Extra(1B) - Jinnah's Speeches and Statements from 1938-1940
Extra(1C) - Jinnah's speeches and Statements from 1943-45
Extra(2) - Gandhi-Jinnah talks in 1944 on defining Pakistan
Extra(3) - BR Ambedkar quoted from his book 'Pakistan or the Partition of India'
Extra(4) - Congress and Muslim parties' on the Communal question 1927-1931
Extra(4A) - Excerpts of Motilal Nehru Committee Report 1928
Extra(4B) - Nehru, Bose, Jinnah Correspondence 1937-38
Extra(5) - BR Ambedkar on Communal Representation 1909-1947
Extra(6) - Gandhiji's scheme of offering the Prime Ministership to Jinnah in 1947
Extra(6A) - Jinnah on Congress's offers of Prime Ministership 1940-43
Extra (6B) - Apr-Jul 1947 Negotiations on Pakistan between Mountbatten and Jinnah
Extra(7) - M.A.Jinnah and Maulana Azad on two nation theory
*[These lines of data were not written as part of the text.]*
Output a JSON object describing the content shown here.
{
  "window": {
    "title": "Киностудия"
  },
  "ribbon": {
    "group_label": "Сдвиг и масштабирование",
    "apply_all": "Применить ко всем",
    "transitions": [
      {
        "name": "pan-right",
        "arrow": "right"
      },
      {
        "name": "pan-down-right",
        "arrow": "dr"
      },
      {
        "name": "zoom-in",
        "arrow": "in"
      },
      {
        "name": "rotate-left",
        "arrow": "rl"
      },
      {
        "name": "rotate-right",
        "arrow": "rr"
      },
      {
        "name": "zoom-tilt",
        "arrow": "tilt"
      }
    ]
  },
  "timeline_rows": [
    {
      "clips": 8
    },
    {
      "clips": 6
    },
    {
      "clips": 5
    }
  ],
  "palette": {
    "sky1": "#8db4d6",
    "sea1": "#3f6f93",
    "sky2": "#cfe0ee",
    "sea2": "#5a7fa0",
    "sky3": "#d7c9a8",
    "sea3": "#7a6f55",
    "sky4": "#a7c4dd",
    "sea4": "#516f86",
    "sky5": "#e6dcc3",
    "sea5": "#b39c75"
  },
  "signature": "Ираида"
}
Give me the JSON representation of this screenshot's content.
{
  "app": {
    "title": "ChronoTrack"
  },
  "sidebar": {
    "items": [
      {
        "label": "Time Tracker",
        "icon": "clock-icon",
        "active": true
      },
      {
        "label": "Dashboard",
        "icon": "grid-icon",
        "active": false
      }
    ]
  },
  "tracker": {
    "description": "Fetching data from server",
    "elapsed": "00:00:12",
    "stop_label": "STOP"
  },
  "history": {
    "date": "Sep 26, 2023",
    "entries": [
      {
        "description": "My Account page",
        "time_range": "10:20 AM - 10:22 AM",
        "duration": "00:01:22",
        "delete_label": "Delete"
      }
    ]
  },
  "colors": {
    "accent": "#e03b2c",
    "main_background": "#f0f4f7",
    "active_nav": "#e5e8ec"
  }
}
Extra(8) - On Separate electorates, Joint electorates and Reserved constituencies
Extra(9) - Links to cartoons on Indian constitutional parleys from the Daily Mail, UK, 1942 and 1946-1947, by L.G. Illingworth
Extra(10) -Nehru Report 1928 (10 MB pdf)
Extra(11) -Iqbal's letters to Jinnah, May-June 1937
Extra(12) -Jinnah, Linlithgow, Sikander Hayat, Pakistan rumblings 1942-43
Durga Das (1) 1919-1931, Jallianwala Bagh to Bhagat Singh
Durga Das (2) 1931-1936, Crescent Card: Jinnah in London to Fazli Husain in Punjab
Durga Das(3) 1937-1940, Provincial Autonomy to Jinnah gets the veto
Durga Das(4) 1940-1945, The War Years: India's War Effort-Pakistan on a platter
Durga Das(5) 1945-1947, The Cabinet Mission to Divide and Quit
1937-1940(2) Congress and Jinnah fall out in U.P., Jinnah's anti-Congress campaign and the Viceroy gives Jinnah a Veto: Ayesha Jalal, Sarvepalli Gopal and Stanley Wolpert
1937: Congress-Jinnah tussle over coalition government in U. P., M.J. Akbar
1937: Nehru, Jinnah and Coalition Governments, Bimal Prasad
1939-1940: India and the War, Anita Inder Singh
1945-1946: The Elections of 1945-46, Anita Inder Singh
1857-1938 Glimpses of British policy in Punjab: Ian Talbot and David Page
1930-1939 Congress Decline in Bengal, John Gallagher
Glendevon (1) 1937: Congress's Office Acceptance Saga over Governor's Powers
Glendevon (2) 1937-1940: Federation, Jinnah, Congress activism in Princely States
Glendevon (3) 1939-1942: Linlithgow, Congress, Jinnah,War-time Realignments
1939-1947: Jinnah and the Anglo-Muslim League Alliance, Narendra Singh Sarila
1944: Gandhi-Jinnah talks, Jaswant Singh
1899-1947: British Forward Policy(2)